Six-year-old Alabaman Mirabella O’Brien caught a 16-pound, 5-ounce tripletail that was nearly as big as her last month. The fish is currently a pending IGFA Female Smallfry record for the species. She hooked and reeled the fish to the boat all by herself, which is an impressive feat for such a young angler. Mirabella had some good coaching while she fought the big fish. She was with her dad, Jay O’Brien, who’s a well-known charter captain with Irish Wake Fishing. The duo was out on a “daddy-daughter” fishing trip off of Alabama’s Gulf Coast. O’Brien says Mirabella has been fishing since she was two.
“She’s ate up with [fishing],” says O’Brien. “You know, you don’t find many young girls that are that ate up with it, but she just loves it. She has grinded in tournaments with me from daylight to dark before. She’s just got a competitive spirit about her.”
O’Brien had been having trouble finding a good day to go out on their yearly “daddy-daughter” day because of a busy charter season, but they were able to go on O’Brien’s birthday—and the last day before school started for Mirabella—when a party canceled last-minute because of a COVID-19 exposure. O’Brien drifts live shrimp under a cork near structure to target tripletail. Unlike many other tripletail anglers, he uses circle hooks. Mirabella is no stranger to catching big tripletails, but she typically gets some help from dad.

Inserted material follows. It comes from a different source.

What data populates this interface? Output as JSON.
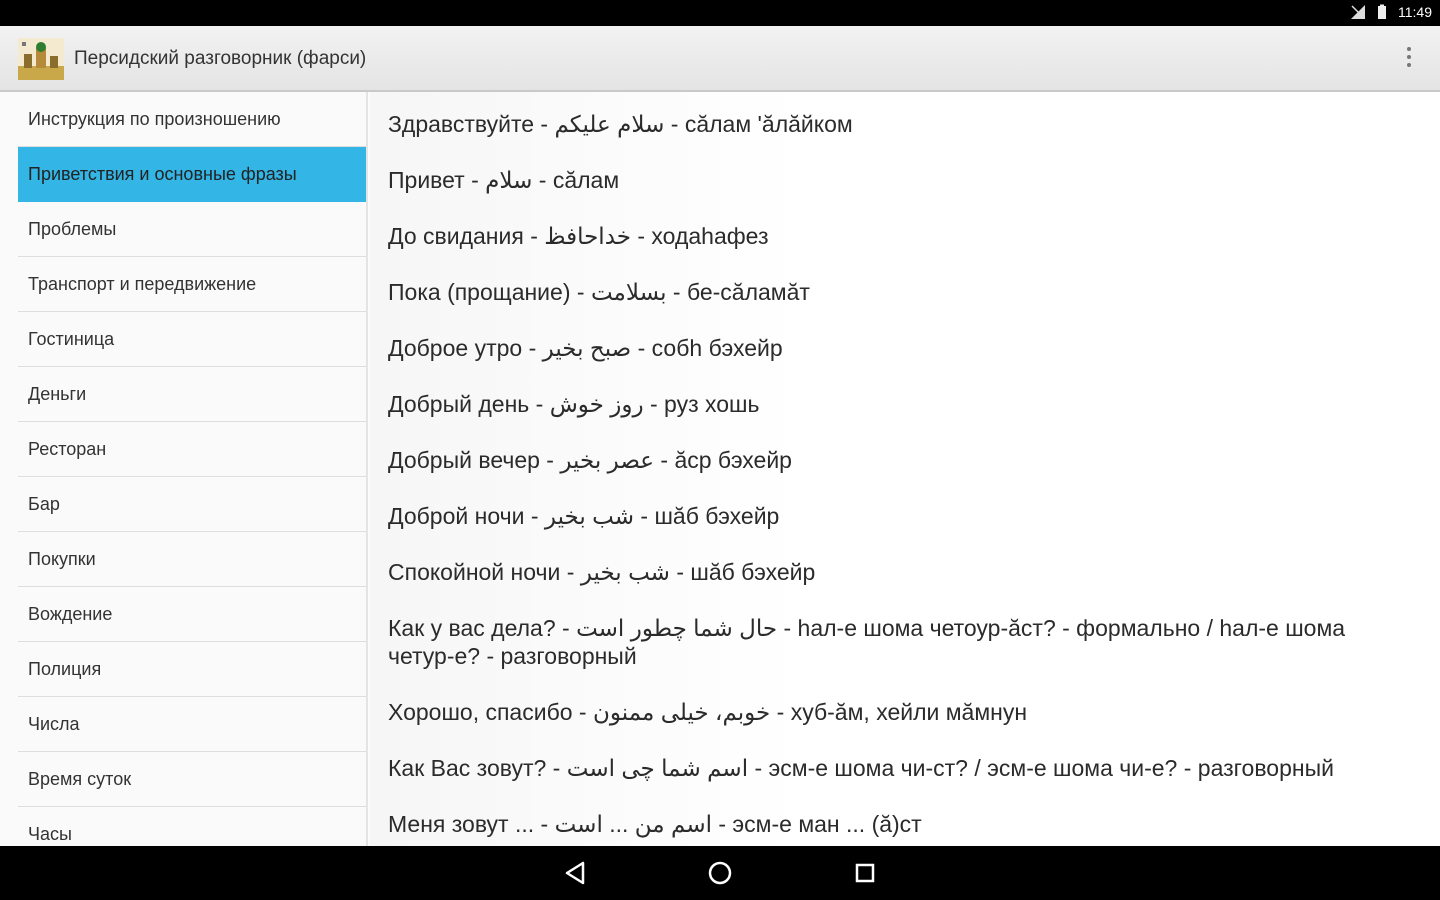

“Usually I have to do the hook set for her and then kind of help her fight the fish,” says O’Brien. “I’ve been trying to work with her to where she’s completely self-sufficient. She’s caught 7- to 10-pounders by herself, but nothing ever bigger than that.”
O’Brien was on a phone call from a friend when he saw the cork shoot across the water. He knew it was a big fish and felt like it was a perfect opportunity for Mirabella. He gave her the rod, and she laid into it. Mirabella almost brought the fish in right away for an early net-shot, but then the whopper turned and gave Mirabella a solid fight. By the time she brought it boat-side, “she was almost in tears,” says O’Brien. “It pushed her to her physical limits.”

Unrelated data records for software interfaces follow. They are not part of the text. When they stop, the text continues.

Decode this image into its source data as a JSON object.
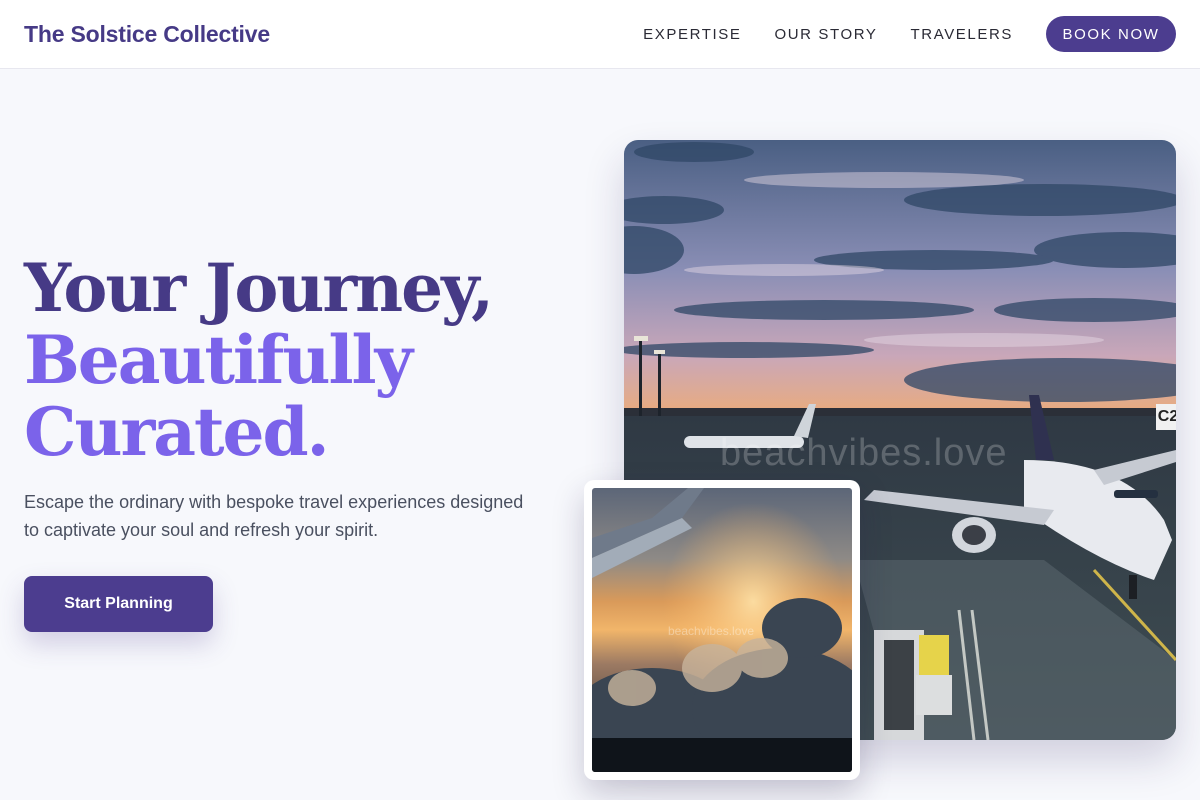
{
  "nav": {
    "brand": "The Solstice Collective",
    "links": [
      "EXPERTISE",
      "OUR STORY",
      "TRAVELERS"
    ],
    "book_label": "BOOK NOW"
  },
  "hero": {
    "title_line1": "Your Journey,",
    "title_line2": "Beautifully",
    "title_line3": "Curated.",
    "description": "Escape the ordinary with bespoke travel experiences designed to captivate your soul and refresh your spirit.",
    "cta_label": "Start Planning"
  },
  "images": {
    "main_watermark": "beachvibes.love",
    "gate_sign": "C2",
    "inset_watermark": "beachvibes.love"
  },
  "colors": {
    "brand_primary": "#463a86",
    "accent": "#7b63ea",
    "button": "#4c3d8f",
    "background": "#f7f8fc"
  }
}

When the fish was aboard, “she got really excited,” adds O’Brien. “The fish was laying on the deck, and she was petting the fish. It was really cool.”